#### WHAT THIS TASK INVOLVES:
Your task is to show every line in the listing below that includes "title".

#### DATASET RECORDS:
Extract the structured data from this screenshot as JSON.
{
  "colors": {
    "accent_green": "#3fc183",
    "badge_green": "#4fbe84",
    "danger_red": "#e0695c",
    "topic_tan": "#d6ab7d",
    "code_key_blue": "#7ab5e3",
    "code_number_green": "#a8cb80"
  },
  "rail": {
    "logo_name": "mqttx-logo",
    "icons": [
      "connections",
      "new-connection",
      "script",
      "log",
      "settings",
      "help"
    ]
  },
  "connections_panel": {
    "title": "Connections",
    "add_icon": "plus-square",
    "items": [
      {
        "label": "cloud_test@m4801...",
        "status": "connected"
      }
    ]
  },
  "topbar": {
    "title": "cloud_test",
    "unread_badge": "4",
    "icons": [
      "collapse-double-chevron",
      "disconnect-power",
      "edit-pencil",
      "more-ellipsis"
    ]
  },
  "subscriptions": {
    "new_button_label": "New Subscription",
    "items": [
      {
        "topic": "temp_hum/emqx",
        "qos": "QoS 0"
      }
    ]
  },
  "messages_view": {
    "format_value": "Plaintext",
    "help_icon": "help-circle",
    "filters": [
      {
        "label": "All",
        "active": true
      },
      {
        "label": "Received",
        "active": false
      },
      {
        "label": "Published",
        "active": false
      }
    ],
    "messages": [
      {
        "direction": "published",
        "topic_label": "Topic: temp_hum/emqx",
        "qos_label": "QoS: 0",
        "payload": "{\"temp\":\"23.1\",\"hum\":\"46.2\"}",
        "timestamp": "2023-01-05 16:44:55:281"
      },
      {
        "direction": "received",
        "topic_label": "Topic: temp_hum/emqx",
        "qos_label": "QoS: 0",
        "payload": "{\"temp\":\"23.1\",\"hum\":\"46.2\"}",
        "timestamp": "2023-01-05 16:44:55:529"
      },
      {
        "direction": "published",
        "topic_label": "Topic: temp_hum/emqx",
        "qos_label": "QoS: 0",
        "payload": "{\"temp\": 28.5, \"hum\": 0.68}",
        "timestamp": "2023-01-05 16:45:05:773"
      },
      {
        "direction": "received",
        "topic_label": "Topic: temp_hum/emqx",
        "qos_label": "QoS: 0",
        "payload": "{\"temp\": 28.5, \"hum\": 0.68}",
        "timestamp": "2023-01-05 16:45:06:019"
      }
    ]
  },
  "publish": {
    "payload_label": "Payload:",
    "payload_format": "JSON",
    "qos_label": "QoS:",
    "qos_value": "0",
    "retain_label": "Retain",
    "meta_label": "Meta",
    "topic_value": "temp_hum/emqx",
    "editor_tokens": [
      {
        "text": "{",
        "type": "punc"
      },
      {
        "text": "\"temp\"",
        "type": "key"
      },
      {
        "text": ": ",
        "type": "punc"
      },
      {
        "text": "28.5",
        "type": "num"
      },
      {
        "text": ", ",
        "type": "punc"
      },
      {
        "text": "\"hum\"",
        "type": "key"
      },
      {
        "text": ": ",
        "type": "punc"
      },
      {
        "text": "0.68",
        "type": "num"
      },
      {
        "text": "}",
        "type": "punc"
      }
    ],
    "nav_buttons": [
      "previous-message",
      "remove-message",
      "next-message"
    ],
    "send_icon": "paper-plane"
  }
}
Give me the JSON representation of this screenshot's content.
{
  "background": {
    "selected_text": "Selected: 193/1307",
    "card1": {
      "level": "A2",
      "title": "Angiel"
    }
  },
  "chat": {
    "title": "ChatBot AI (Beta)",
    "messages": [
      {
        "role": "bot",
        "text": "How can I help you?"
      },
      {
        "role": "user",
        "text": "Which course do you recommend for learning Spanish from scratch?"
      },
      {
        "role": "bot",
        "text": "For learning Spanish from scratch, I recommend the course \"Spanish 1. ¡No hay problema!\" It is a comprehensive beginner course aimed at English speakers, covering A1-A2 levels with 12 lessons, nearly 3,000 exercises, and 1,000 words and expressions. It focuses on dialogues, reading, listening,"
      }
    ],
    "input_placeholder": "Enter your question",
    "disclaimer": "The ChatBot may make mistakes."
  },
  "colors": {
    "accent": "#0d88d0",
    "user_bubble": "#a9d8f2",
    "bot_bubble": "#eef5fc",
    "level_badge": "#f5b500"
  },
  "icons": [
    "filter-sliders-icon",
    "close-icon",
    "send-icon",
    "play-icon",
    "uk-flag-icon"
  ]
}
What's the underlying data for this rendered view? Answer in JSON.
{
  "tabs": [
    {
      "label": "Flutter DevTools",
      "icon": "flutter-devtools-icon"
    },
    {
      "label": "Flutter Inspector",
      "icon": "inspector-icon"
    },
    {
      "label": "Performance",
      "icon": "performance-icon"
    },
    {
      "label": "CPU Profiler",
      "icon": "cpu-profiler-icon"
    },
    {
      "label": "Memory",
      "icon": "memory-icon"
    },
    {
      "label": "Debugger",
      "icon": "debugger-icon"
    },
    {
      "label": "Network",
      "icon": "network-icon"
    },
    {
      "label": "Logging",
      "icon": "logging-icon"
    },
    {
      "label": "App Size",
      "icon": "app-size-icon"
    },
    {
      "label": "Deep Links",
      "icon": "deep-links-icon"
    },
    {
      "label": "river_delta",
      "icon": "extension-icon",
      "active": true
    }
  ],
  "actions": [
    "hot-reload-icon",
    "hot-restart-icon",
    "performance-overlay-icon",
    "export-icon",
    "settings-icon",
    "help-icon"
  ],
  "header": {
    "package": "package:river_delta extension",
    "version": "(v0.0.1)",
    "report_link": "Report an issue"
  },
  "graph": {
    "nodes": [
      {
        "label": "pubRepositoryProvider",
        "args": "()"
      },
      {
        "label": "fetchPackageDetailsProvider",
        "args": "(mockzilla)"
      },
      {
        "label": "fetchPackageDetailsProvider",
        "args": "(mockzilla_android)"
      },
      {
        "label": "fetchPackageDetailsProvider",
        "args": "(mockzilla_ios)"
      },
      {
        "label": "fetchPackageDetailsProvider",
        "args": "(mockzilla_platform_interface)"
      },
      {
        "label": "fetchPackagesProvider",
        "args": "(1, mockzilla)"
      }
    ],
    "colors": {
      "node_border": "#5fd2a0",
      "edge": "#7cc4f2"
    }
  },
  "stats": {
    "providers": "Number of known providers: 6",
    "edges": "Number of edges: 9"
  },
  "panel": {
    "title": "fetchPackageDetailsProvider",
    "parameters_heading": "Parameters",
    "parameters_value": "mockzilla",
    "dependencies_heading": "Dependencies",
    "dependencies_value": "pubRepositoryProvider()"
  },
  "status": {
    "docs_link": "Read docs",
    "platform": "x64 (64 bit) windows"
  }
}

#### WRITTEN SOLUTION:
    "title": "Connections",
    "title": "cloud_test",
      "title": "Angiel"
    "title": "ChatBot AI (Beta)",
    "title": "fetchPackageDetailsProvider",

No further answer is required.